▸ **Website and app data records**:
========

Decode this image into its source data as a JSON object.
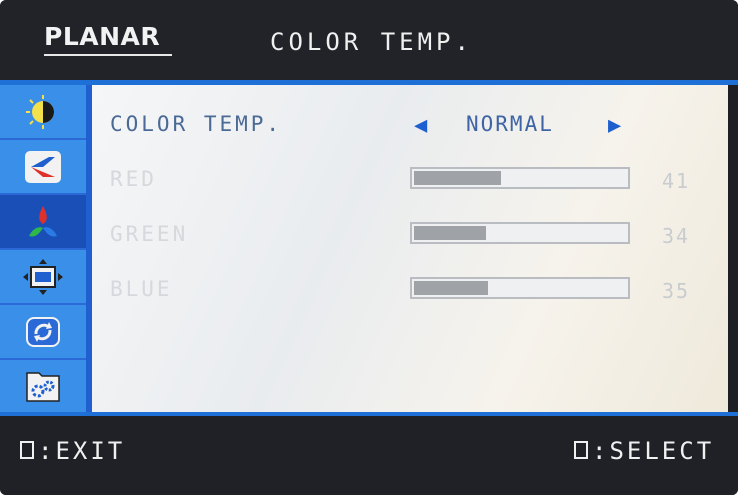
{
  "header": {
    "logo": "PLANAR",
    "title": "COLOR TEMP."
  },
  "sidebar": {
    "items": [
      {
        "icon": "brightness-contrast-icon"
      },
      {
        "icon": "input-source-icon"
      },
      {
        "icon": "color-icon",
        "active": true
      },
      {
        "icon": "image-position-icon"
      },
      {
        "icon": "reset-icon"
      },
      {
        "icon": "setup-gear-icon"
      }
    ]
  },
  "content": {
    "color_temp": {
      "label": "COLOR TEMP.",
      "value": "NORMAL"
    },
    "red": {
      "label": "RED",
      "value": "41",
      "level": 0.41
    },
    "green": {
      "label": "GREEN",
      "value": "34",
      "level": 0.34
    },
    "blue": {
      "label": "BLUE",
      "value": "35",
      "level": 0.35
    }
  },
  "footer": {
    "exit_label": ":EXIT",
    "select_label": ":SELECT"
  },
  "colors": {
    "accent": "#1e6fd6",
    "sidebar_tile": "#3a8fe8",
    "value_text": "#3e64a5"
  }
}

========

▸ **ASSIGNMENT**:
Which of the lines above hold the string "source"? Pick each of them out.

▸ **OUTPUT**:
Decode this image into its source data as a JSON object.
        "icon": "input-source-icon"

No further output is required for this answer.